Any image in the records is to be dropped, and everything else duplicated precisely.
===== RECORDS SHOWN
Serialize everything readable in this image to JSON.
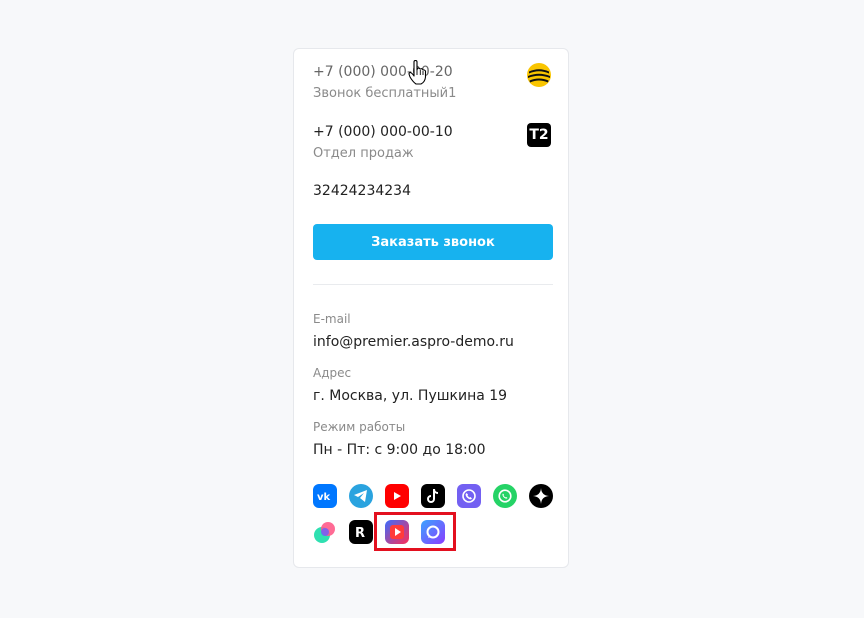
{
  "phones": [
    {
      "number": "+7 (000) 000-00-20",
      "note": "Звонок бесплатный1",
      "operator_icon": "beeline-logo-icon"
    },
    {
      "number": "+7 (000) 000-00-10",
      "note": "Отдел продаж",
      "operator_icon": "t2-logo-icon",
      "operator_text": "T2"
    }
  ],
  "plain_number": "32424234234",
  "order_button_label": "Заказать звонок",
  "email": {
    "label": "E-mail",
    "value": "info@premier.aspro-demo.ru"
  },
  "address": {
    "label": "Адрес",
    "value": "г. Москва, ул. Пушкина 19"
  },
  "hours": {
    "label": "Режим работы",
    "value": "Пн - Пт: с 9:00 до 18:00"
  },
  "social_icons": [
    "vk-icon",
    "telegram-icon",
    "youtube-icon",
    "tiktok-icon",
    "viber-icon",
    "whatsapp-icon",
    "zen-icon",
    "odnoklassniki-icon",
    "rutube-icon",
    "vk-video-icon",
    "max-messenger-icon"
  ],
  "colors": {
    "accent": "#17b2ef",
    "highlight": "#e3101f"
  }
}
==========
■ **SOLUTION FOR THIS TASK**:
Serialize everything readable in this image to JSON.
{
  "phones": [
    {
      "number": "+7 (000) 000-00-20",
      "note": "Звонок бесплатный1",
      "operator_icon": "beeline-logo-icon"
    },
    {
      "number": "+7 (000) 000-00-10",
      "note": "Отдел продаж",
      "operator_icon": "t2-logo-icon",
      "operator_text": "T2"
    }
  ],
  "plain_number": "32424234234",
  "order_button_label": "Заказать звонок",
  "email": {
    "label": "E-mail",
    "value": "info@premier.aspro-demo.ru"
  },
  "address": {
    "label": "Адрес",
    "value": "г. Москва, ул. Пушкина 19"
  },
  "hours": {
    "label": "Режим работы",
    "value": "Пн - Пт: с 9:00 до 18:00"
  },
  "social_icons": [
    "vk-icon",
    "telegram-icon",
    "youtube-icon",
    "tiktok-icon",
    "viber-icon",
    "whatsapp-icon",
    "zen-icon",
    "odnoklassniki-icon",
    "rutube-icon",
    "vk-video-icon",
    "max-messenger-icon"
  ],
  "colors": {
    "accent": "#17b2ef",
    "highlight": "#e3101f"
  }
}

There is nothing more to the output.